TASK BRIEF -
Where a line of the entries below includes the string "image", count it. Give only the resulting number.

EXERCISE MATERIAL -
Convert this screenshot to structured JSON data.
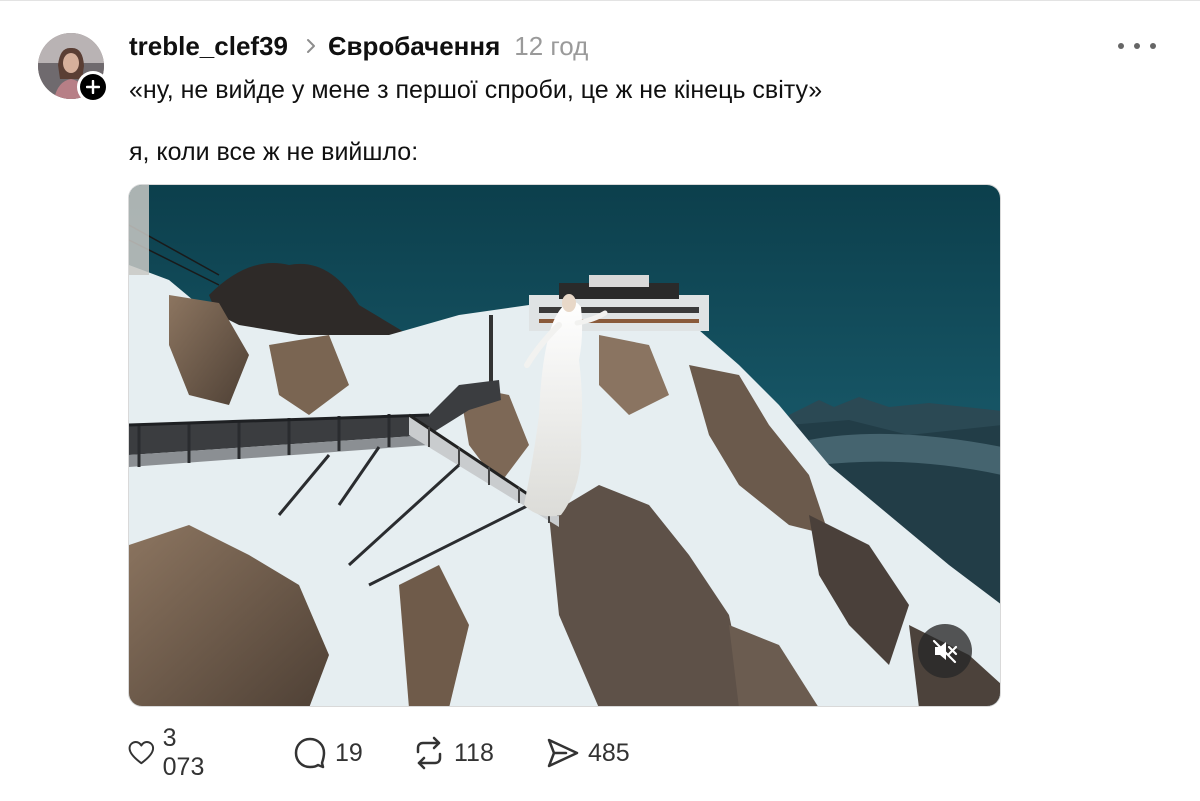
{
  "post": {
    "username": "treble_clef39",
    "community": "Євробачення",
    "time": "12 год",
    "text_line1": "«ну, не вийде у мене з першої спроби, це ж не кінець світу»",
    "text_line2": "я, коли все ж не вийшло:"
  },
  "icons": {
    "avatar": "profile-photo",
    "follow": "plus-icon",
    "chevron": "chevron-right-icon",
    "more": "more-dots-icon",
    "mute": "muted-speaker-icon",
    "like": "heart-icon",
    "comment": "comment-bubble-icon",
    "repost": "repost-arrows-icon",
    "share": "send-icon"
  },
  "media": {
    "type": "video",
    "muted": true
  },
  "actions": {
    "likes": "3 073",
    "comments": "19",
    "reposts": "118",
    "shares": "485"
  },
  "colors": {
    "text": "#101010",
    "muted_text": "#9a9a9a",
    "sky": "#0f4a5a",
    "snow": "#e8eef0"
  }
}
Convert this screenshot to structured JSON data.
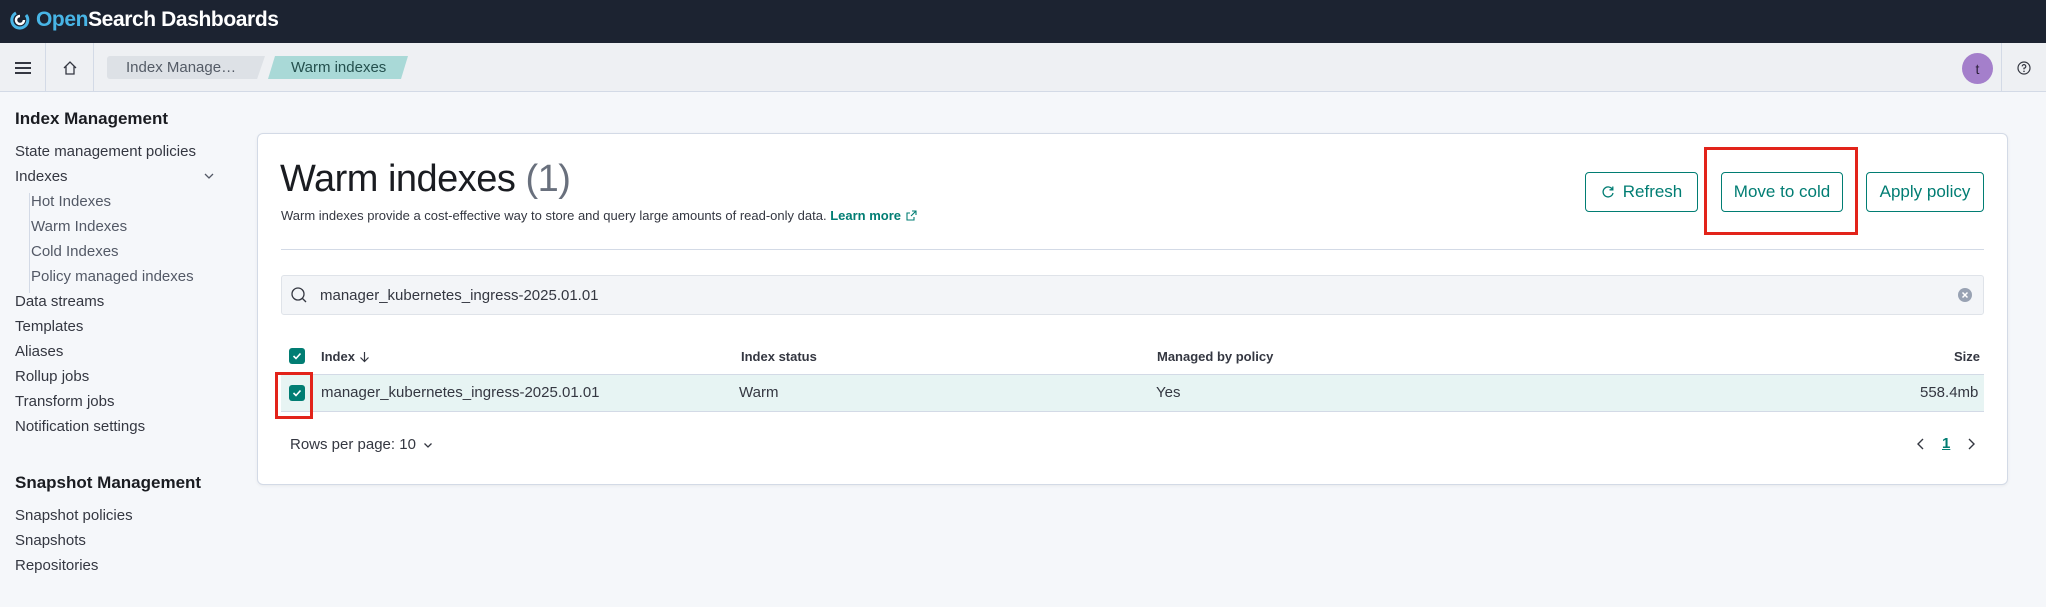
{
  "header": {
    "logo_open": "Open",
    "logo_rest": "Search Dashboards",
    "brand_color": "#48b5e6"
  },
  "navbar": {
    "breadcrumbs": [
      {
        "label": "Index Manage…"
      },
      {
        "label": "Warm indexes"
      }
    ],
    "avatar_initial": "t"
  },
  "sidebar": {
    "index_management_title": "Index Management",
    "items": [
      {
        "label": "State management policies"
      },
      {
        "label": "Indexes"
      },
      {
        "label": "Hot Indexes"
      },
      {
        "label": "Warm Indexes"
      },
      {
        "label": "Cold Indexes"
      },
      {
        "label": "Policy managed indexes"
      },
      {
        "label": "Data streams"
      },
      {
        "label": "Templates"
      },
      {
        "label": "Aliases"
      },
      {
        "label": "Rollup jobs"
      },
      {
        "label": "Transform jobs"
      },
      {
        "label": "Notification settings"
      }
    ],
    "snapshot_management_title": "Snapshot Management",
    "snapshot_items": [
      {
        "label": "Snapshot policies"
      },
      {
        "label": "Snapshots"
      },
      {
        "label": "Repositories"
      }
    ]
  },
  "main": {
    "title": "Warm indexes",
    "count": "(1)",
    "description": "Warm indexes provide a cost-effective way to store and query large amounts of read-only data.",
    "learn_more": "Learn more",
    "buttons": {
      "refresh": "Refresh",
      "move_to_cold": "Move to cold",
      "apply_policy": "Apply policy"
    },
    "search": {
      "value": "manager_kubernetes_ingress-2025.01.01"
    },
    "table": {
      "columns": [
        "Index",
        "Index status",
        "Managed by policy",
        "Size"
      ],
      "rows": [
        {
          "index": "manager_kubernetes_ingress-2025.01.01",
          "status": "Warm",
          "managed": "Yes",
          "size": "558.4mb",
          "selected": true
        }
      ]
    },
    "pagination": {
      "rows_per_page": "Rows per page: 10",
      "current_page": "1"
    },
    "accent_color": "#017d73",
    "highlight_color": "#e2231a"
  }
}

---

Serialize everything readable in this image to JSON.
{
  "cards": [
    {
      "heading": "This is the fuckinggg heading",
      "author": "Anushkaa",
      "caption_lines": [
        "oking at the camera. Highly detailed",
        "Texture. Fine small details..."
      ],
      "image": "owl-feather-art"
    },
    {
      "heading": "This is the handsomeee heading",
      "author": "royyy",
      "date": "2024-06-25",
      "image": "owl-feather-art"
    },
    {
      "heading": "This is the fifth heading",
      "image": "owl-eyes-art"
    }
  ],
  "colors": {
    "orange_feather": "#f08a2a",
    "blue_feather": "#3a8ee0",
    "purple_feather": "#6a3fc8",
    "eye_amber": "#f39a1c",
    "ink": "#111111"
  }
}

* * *

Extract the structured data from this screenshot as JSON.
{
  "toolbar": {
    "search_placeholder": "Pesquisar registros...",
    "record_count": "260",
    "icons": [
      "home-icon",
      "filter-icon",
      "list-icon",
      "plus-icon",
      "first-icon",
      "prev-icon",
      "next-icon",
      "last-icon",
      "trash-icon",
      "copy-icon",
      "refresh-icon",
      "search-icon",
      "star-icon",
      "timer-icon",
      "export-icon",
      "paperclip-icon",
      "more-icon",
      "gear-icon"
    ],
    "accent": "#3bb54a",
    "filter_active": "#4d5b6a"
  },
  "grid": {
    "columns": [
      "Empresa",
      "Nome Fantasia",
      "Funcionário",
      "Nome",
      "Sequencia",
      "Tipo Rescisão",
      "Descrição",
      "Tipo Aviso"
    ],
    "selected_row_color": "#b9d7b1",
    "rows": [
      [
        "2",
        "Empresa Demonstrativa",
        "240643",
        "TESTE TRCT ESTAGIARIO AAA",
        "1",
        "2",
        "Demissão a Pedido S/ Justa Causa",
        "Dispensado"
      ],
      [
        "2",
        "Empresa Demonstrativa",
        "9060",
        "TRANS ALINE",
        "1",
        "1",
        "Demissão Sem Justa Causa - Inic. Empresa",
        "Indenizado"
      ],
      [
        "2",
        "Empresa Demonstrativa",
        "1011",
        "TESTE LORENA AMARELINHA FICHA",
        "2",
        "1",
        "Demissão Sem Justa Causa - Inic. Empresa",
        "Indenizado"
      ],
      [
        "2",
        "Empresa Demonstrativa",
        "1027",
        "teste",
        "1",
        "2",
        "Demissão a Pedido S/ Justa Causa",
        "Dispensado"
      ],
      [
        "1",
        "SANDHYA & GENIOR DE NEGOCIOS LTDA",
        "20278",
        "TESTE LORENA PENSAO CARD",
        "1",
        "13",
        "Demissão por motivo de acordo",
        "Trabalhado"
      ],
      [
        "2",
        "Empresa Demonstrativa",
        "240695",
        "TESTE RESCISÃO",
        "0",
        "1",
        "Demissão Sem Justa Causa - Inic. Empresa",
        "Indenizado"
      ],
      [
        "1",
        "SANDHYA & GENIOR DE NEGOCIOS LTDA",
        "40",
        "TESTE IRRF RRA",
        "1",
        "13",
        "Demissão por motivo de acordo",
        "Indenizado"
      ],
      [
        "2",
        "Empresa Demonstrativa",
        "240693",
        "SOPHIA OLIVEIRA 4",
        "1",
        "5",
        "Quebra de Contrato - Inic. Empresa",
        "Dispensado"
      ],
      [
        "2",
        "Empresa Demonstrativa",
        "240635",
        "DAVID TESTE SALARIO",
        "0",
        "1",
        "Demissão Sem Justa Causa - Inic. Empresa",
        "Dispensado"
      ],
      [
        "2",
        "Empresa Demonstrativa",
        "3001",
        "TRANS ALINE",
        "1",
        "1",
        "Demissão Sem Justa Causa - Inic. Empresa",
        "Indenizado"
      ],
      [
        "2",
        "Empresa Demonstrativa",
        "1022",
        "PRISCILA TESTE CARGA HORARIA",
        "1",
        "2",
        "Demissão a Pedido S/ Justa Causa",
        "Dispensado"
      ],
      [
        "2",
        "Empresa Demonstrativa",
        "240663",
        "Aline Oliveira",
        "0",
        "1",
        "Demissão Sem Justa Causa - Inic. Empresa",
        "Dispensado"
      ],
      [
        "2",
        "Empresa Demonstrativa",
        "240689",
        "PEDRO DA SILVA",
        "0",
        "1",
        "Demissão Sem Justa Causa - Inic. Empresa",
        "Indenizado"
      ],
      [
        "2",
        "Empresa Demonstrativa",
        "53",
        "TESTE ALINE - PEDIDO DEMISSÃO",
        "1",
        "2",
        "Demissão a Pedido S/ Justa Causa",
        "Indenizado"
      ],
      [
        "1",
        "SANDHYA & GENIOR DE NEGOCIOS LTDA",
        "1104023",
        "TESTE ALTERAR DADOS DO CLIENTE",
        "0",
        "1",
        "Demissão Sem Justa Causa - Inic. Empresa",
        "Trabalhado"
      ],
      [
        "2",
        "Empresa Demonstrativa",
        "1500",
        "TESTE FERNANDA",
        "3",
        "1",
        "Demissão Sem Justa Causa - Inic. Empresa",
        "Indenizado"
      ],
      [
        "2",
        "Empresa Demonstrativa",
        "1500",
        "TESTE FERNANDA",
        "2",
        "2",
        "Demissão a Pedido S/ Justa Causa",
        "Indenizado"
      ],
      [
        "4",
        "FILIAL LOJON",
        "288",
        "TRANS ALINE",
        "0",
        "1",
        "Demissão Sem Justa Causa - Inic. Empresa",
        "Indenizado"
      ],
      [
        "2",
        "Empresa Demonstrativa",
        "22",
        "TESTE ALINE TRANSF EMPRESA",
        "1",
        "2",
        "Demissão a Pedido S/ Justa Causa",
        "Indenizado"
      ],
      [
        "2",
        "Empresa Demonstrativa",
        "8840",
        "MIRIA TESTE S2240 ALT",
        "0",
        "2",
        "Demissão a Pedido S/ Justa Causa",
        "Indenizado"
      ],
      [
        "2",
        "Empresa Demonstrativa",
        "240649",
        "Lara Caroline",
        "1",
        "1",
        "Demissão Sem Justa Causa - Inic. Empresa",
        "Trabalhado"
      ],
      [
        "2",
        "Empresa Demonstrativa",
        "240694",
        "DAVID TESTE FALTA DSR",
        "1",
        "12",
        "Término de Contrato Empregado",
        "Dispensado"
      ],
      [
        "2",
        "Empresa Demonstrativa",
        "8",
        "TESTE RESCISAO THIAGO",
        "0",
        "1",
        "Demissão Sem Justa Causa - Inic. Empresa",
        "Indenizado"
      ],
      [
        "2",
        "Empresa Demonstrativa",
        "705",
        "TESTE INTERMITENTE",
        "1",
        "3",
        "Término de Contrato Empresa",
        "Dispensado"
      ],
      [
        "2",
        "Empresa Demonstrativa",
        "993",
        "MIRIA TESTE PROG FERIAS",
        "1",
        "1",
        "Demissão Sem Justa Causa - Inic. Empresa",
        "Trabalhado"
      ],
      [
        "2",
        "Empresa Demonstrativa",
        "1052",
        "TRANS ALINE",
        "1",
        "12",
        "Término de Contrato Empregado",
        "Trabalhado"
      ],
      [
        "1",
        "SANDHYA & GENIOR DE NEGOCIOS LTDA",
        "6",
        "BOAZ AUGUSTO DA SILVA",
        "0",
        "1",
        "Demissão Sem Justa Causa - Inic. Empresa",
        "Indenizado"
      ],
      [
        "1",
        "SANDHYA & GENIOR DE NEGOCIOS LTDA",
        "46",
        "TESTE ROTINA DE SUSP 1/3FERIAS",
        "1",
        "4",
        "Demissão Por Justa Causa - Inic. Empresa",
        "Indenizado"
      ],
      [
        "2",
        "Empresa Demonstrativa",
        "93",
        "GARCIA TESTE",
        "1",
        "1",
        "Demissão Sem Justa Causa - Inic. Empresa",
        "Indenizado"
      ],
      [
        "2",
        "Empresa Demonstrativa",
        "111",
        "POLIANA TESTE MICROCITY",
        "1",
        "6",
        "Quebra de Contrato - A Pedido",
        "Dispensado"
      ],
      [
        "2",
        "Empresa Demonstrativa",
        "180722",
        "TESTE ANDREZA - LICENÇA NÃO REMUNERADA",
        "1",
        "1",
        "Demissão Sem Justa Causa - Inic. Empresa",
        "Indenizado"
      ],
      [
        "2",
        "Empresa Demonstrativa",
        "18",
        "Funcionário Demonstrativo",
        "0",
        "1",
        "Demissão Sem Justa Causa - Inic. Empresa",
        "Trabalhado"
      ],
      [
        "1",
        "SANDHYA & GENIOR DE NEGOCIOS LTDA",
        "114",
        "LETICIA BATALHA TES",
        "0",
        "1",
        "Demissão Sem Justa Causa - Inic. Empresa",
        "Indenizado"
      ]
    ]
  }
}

COMPLETED EXERCISE -
4